╭─ Working data
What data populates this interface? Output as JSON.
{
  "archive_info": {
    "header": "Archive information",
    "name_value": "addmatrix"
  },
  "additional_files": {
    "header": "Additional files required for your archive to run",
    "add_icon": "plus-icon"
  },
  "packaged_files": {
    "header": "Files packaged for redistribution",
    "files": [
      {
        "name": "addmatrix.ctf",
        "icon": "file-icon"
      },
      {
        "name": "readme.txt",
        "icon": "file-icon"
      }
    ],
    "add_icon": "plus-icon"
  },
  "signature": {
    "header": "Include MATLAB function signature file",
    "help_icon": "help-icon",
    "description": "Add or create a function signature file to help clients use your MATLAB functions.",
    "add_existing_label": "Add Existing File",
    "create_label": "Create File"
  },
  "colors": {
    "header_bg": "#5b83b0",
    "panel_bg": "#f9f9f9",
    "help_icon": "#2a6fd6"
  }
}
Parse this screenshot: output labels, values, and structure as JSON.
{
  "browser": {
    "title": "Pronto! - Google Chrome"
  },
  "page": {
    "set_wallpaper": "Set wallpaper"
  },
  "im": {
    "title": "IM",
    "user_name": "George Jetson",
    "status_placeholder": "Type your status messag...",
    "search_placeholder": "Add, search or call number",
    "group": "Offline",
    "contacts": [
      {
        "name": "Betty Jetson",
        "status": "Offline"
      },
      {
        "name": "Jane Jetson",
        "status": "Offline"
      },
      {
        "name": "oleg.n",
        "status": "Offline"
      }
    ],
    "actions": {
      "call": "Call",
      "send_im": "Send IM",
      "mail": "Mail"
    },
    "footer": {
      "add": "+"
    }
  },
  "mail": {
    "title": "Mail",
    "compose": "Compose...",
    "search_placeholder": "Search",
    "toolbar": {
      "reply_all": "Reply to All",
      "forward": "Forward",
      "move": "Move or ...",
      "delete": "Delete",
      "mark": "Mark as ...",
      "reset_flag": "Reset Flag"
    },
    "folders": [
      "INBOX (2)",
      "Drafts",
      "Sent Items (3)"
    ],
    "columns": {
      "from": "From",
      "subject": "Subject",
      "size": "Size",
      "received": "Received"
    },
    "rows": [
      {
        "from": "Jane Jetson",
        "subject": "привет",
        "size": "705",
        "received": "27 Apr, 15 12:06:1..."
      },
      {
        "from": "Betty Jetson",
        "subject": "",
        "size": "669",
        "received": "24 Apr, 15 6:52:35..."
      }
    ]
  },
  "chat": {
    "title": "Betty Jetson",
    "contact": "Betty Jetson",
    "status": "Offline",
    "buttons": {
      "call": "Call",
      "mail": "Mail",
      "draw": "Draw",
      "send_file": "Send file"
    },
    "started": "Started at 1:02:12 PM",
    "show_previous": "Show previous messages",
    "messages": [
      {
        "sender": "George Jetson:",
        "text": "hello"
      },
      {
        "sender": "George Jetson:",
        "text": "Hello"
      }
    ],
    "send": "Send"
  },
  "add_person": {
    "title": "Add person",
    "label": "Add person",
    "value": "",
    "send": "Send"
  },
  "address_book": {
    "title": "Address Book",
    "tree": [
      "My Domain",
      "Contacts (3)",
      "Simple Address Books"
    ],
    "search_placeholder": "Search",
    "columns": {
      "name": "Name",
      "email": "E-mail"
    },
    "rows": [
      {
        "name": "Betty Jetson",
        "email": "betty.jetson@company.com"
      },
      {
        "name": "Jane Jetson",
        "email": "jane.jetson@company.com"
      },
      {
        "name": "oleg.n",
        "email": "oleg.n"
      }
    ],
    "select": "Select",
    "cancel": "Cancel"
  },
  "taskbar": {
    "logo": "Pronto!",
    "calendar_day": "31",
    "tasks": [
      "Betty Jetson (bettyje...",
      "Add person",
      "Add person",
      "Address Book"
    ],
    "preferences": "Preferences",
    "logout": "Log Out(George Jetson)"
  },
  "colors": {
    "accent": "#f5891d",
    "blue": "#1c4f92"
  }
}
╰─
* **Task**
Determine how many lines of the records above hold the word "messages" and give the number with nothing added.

* **Your response**
2